To facilitate this goal, Plainfield and Algoma townships entered the federal lawsuit in March 2018 with the support and encouragement of WWW that they could be ‘at the table’ in drafting that December consent decree. At Wolverine’s request, and with good-faith consent from MDEQ and townships, the Hon. Janet T. Neff extended the company’s litigation response deadline to mid-December 2108 with the expectation that Wolverine would sign a consent decree prior to that deadline.

Instead, WWW abruptly broke off settlement talks in November and added 3M to the lawsuit in December. Even as Wolverine announced it wanted to delay implementation of those extensions until 3M contributed, Van Essen said the company affirmed its commitment towards municipal water extensions.

“Wolverine makes good shoes, but it has proven to be completely incompetent in the waste disposal business – and now is proving to be incompetent in handling a pollution crisis,” said Van Essen, who represents both Plainfield and Algoma townships in the federal court proceeding. “The company appears to have no coherent strategy other than deny and delay – an approach that continues to do harm to residents whose wells have been contaminated with PFAS.”

“Since the beginning of this crisis, the experts have known that municipal water is the only viable long-term solution to the mess Wolverine World Wide has created.

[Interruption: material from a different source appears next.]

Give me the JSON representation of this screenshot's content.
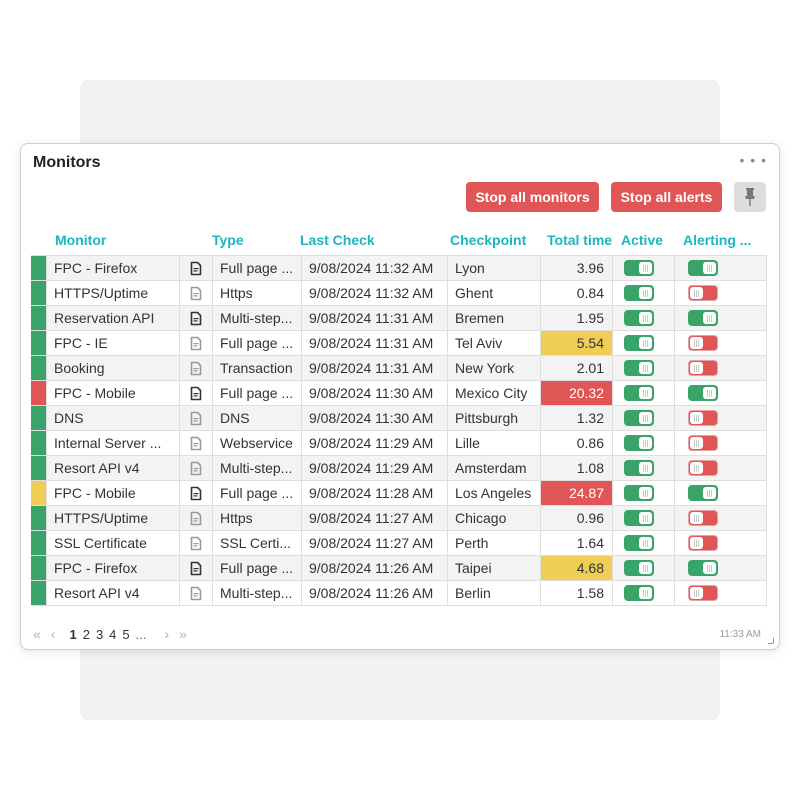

The MDEQ and townships are now joining forces to compel this result through a judgment in federal court and are confident the court will order municipal water extensions – and require WWW to pay for them.

“However, now that we know we will have to obtain that judgment involuntarily through litigation, which always take time, we will have to regulate WWW’s continued provision of bottled water and whole-house filters. We will need to make sure that we approve of the source of their bottled water and how they are installing and maintaining the whole house filters as well as monitoring the filters’ effectiveness.”

Van Essen cited Wolverine’s ignorance of the building code as an example of the need for regulation, noting the Company “apparently did not know” that plumbing permits were necessary to install the filters.  The company hooked up an undisclosed number of whole-house filters without any consideration of building code requirements and without any public permits or oversight.

“I don’t know of another polluter who has decided it’s going to get into the water business and does so indefinitely and without regulation,” Van Essen said. “If we have learned anything from the Flint water crisis, we should realize inexperienced parties cannot be put in charge of providing drinking water to residents without close supervision.

“This is especially important when that party is the polluter who caused the mess in the first place. It is one thing if Wolverine steps in to provide water in an emergency. It’s quite another thing if it becomes institutionalized – then it’s a de facto water system, which means Wolverine needs to be regulated.”

As a result of the delay in obtaining municipal water and a need to now monitor WWW’s ongoing water activities, both Townships expect to establish a regulatory ordinance system in early 2019.  

The Townships expect a conference with the federal court during the first quarter of 2019.

 If you have any questions or concerns, please send an email to